ConservativeHome's ToryDiary reports on a Right-to-Move policy to be announced tomorrow by Grant Shapps. Under this scheme, "good social tenants can demand that their social landlord sell their current property and use the proceeds, minus transaction costs, to buy another property of their choice – anywhere in England. The new home will remain a state-owned property but will aid mobility."
The policy was developed by Tim Leunig (of the LSE) for Policy Exchange. Tim has some interesting ideas, but he is stronger on transport (which I understand is his speciality) than housing and planning issues. It was Tim, for example, who was partially responsible for the Policy Exchange paper suggesting that we should stop resisting London's economic gravitational force, allowing some northern cities to die and developing more cities in the south (as though it is the job of a central-planning office to decide this sort of movement). And it was Tim who came up with the scheme to deliver cheap social-housing by getting landholders to sell land cheap to councils who would then grant themselves planning permission and sell the land to developers at a large profit.
This latest idea exceeds Tim's usual daftness when he ventures away from transport. As I posted in the comments at ToryDiary:
Right-to-buy was about moving people from the public sector to the private sector.
Right-to-move is about keeping people in the public sector, but trying to pretend that the public sector can be made to offer similar flexibility and freedoms to the market.
I'd rather social-housing was as inflexible as possible, to give people the incentives to get out of it. It should be a minimal safety-net, not a public service.
Better still, change the welfare system to a Basic Income (BI) including an allowance for minimal rent, place an obligation on councils to provide housing to minimal standards at costs linked to the BI to people falling into tightly-controlled eligibility criteria (with costs recovered from local taxation), and leave it to people and markets to choose what to do about their accommodation.

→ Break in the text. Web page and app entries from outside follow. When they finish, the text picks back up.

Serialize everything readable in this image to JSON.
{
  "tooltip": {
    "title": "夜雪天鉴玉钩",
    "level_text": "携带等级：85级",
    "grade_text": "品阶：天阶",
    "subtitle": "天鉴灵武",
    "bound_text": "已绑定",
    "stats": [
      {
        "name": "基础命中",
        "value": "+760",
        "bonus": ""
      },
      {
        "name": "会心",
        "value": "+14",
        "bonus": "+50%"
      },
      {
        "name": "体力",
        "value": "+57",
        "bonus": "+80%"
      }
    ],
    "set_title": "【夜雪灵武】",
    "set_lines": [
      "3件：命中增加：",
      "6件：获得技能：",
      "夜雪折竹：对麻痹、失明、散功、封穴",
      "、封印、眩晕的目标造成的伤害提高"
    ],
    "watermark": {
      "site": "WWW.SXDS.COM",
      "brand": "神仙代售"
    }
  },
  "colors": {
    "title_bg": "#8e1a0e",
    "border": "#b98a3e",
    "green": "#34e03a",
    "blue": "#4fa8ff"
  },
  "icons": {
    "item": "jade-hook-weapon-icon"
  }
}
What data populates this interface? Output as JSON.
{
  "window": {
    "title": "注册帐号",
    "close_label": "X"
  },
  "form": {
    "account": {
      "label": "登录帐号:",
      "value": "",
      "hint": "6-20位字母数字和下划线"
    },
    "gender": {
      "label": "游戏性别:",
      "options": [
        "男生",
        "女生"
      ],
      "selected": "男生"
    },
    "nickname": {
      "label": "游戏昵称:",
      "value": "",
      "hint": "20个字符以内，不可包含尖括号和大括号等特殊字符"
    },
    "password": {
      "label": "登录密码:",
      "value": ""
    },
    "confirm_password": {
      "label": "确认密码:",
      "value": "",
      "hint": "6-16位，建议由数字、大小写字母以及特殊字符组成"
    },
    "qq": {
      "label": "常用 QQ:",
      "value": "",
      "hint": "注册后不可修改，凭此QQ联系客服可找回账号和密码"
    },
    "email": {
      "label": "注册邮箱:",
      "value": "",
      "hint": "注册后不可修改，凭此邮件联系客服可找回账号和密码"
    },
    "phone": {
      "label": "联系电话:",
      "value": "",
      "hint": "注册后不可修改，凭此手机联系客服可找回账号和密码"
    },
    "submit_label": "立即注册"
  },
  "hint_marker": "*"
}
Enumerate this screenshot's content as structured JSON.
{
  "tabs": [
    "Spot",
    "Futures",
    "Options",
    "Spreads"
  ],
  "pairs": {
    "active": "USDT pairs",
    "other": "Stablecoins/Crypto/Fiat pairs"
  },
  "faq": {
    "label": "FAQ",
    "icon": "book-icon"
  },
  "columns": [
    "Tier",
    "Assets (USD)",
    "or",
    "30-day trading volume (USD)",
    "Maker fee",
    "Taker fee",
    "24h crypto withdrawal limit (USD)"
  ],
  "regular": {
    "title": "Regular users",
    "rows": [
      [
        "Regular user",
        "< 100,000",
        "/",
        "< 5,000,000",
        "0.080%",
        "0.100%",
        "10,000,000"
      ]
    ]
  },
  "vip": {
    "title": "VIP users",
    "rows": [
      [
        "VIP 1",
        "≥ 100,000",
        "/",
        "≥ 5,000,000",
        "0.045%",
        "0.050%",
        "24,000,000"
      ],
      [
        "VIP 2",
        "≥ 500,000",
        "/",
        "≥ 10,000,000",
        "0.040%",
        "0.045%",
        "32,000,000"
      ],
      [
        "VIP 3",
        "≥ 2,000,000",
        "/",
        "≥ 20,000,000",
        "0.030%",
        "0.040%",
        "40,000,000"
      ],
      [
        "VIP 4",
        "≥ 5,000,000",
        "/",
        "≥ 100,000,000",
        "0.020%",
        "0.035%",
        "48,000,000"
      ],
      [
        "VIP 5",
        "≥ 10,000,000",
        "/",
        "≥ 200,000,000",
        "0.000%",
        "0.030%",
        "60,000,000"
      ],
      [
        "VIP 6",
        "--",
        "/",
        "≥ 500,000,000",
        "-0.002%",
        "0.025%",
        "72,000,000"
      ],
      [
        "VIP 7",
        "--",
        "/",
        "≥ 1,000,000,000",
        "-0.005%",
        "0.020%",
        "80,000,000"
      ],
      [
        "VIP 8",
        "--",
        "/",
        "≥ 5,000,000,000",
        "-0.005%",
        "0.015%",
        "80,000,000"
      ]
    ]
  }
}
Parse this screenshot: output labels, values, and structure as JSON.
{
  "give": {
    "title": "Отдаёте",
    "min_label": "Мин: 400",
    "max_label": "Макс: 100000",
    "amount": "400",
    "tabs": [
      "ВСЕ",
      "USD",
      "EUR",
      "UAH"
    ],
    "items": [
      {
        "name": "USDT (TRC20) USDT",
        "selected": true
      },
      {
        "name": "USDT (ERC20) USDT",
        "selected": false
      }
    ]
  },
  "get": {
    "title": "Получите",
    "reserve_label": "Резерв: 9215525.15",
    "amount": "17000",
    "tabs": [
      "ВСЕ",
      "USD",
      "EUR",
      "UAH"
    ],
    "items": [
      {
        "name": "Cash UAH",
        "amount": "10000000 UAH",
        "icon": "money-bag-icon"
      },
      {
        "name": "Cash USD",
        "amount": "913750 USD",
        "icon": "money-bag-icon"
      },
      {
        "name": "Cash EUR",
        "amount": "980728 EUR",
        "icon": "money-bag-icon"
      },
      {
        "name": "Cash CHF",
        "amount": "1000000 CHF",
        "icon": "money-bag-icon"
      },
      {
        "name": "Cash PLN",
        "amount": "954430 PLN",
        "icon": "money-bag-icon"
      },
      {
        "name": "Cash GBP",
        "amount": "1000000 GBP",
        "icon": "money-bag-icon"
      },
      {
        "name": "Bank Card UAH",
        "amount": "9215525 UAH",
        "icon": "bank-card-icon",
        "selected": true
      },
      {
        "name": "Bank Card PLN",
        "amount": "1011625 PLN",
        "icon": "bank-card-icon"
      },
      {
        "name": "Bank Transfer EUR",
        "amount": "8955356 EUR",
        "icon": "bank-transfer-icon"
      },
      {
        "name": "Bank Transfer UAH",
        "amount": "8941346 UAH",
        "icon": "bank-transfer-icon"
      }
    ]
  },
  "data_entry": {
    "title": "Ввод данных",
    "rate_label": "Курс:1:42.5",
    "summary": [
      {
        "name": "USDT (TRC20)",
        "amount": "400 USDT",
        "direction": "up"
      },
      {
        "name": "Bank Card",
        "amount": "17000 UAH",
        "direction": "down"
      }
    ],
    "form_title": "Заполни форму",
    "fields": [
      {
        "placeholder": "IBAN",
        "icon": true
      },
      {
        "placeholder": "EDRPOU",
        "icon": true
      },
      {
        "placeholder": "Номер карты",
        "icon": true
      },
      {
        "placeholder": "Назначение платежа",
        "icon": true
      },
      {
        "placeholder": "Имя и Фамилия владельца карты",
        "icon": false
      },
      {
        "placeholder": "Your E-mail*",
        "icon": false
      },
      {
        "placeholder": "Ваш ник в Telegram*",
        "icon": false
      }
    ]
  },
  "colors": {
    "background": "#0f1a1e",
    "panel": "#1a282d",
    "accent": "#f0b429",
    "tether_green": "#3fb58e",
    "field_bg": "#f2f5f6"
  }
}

Typical Cameroon/Policy Exchange idea. It has little in common, other than the name, with Right-to-buy. Tim, you're much better at transport; I'd stick to that, if I were you.